Stories are told in this way because humans are typically more interested in what they don’t know, than what they do know. This is why I love stories: they make me wait.

So, why then do I wrestle with this structure in my own story? Is it because I don’t have a sense of how long my story is? There is no book to weigh in my hand, no film running time to measure.

Is it because I am required to believe what I cannot see – that my story has a coherent structure, a reasonable timeline, that there will be a satisfying resolution?

Of course, the truth is simpler than this. My big question will definitely be answered. I can relax in the knowledge that I will find out.

For today, that’s all I need to know.

Introducing Edgy McSpark

At 9.23pm last night, the doorbell went bzzzzzzz.

I went downstairs and found a curious creature on my doorstep – part hedgehog, part lightning bolt.

Mum100_blog_Edgy_McSpark_business_cardHe handed me his business card.

Flipper, flapper & general scrapper

“No flipping, flapping or scrapping required in this dwelling,” I said.

Edgy edged inside.

Upstairs, I switched on an Evel Knievel documentary. Edgy put his pointy red feet up and he polished off my chicken dinner. We were happy!

Then I did my twelfth night injection and Edgy turned. Scrapping and flapping, he was, chewing my fella’s ear.

Later on, Edgy was too hot and scratchy to sleep.

Peculiar fellow! I wonder how long he’s going to stay?

PS. As an antidote to Edgy’s behaviour, I really like Sabbir Muslim’s ideas on how to heal physical illness or pain, including cancelling beliefs in adverse side effects from medication. Sabbir has an incredible personal story of overcoming kidney failure through finding a spiritual solution.

So, you’re welcome to stay, Edgy, but I don’t have to buy into your flipping and flapping and scrapping! 🙂

Sunday in the park with the kids

A friend suggested talking to my future kids. It seemed a novel idea, plucked from the plane of perception.

So I took a Sunday stroll to our local green space. The sun was bright, the breeze a gentle nip. In the park, there were families, dogs, joggers, footballers, press-up people, bikers and bookworms on the grass.

My kids joined me beneath a big tree.

“Your Dad and I love you very much,” I said. “We are making provision for you. We are doing our best to welcome you.”

I can imagine the scene. It fills me with joy and serenity.

It all holds together, miraculously

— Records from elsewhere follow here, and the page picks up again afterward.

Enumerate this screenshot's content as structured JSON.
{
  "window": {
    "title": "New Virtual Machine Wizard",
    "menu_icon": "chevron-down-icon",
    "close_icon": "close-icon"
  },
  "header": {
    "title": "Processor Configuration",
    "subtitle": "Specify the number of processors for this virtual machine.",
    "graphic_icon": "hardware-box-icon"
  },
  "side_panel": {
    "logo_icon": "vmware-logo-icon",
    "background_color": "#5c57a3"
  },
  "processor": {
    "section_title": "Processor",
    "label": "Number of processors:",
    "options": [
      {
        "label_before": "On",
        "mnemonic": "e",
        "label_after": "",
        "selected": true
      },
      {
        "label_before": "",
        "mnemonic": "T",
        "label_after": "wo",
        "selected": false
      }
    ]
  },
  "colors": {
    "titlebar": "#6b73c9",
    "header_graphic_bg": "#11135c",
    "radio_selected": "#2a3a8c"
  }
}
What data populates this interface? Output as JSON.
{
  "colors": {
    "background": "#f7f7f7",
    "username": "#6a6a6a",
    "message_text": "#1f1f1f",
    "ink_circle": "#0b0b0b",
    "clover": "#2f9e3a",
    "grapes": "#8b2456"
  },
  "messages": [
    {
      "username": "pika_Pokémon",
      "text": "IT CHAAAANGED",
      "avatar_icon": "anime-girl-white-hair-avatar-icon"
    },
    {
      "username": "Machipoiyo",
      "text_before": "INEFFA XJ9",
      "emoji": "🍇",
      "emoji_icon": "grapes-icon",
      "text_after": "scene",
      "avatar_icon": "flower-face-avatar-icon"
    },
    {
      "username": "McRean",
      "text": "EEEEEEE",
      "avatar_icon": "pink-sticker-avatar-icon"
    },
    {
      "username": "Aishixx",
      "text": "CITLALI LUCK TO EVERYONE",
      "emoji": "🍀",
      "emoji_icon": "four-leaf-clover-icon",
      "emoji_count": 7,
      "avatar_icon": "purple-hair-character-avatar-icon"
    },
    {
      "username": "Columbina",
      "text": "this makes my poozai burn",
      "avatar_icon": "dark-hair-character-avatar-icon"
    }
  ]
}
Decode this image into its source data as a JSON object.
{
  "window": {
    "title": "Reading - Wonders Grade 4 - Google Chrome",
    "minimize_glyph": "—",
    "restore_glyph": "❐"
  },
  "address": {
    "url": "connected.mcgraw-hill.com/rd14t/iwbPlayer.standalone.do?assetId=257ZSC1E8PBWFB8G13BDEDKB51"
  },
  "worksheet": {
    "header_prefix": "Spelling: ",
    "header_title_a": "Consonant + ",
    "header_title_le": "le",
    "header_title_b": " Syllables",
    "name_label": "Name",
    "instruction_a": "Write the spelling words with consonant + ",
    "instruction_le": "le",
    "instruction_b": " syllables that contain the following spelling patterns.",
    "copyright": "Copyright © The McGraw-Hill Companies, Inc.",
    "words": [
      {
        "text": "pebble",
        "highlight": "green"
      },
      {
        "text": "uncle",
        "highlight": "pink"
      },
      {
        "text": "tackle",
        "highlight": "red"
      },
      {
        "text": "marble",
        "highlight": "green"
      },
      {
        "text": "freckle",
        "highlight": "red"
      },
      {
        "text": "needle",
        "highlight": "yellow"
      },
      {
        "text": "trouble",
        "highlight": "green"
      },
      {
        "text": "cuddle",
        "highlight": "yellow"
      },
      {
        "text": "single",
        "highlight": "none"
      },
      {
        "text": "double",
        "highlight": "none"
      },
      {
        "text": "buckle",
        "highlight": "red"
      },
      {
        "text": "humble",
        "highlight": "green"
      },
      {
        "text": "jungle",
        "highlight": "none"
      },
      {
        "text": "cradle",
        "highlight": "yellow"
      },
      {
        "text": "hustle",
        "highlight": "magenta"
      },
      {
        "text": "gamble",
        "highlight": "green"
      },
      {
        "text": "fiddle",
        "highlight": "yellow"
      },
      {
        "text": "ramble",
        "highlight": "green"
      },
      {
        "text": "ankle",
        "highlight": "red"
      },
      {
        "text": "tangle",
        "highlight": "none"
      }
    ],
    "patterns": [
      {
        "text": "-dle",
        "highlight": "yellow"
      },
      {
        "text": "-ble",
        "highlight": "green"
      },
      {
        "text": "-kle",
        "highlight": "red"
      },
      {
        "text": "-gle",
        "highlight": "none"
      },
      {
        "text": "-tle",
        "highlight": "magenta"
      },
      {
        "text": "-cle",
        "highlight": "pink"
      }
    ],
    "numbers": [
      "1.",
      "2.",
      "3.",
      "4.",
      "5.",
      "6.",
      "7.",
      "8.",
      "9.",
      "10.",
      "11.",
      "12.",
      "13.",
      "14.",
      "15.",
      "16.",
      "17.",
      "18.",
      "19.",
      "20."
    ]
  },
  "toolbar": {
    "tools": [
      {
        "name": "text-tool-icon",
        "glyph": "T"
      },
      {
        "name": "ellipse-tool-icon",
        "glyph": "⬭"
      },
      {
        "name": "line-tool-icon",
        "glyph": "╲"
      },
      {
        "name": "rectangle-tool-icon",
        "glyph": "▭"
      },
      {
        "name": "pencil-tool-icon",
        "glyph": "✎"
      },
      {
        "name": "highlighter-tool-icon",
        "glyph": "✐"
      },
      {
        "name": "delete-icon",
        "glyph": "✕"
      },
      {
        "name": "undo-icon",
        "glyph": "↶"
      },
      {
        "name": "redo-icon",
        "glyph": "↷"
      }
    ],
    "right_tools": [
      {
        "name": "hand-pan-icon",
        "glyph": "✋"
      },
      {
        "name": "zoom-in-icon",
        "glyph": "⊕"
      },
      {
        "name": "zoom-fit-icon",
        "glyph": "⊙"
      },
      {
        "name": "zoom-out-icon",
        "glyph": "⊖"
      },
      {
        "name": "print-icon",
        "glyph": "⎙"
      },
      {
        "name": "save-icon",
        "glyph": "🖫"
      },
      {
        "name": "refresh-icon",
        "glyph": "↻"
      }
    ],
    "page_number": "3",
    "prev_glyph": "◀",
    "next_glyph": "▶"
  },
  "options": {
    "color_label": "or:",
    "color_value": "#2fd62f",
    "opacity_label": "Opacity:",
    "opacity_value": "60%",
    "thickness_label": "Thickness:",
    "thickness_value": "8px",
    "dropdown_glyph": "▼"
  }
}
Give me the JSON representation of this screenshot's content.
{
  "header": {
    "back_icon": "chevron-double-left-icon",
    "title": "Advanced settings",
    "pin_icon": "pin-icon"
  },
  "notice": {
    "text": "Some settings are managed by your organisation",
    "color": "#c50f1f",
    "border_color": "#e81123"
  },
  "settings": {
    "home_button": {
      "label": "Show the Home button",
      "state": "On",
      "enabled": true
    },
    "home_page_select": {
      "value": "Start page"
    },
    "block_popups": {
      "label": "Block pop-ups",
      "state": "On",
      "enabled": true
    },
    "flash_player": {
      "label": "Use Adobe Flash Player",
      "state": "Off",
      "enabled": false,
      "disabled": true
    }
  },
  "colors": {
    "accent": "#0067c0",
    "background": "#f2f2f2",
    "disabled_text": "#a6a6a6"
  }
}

My fella taught me to lift my eyes to the moon and stars. Whenever uncertainty creeps in, I look up and doubt scurries off like a shy goblin.

Tonight, we walked home at twilight. The sky was flame blue, the sun pointing its western torchlight at our patch of sky. There was the crescent moon, the dark silver disc across its face – dressed for a celestial masked ball.

We like to pick out the planets. Is that Jupiter on parade? Saturn or Mars? I’m quite good at finding them now, the boldest lights of our galaxy. They reassure me, immensely.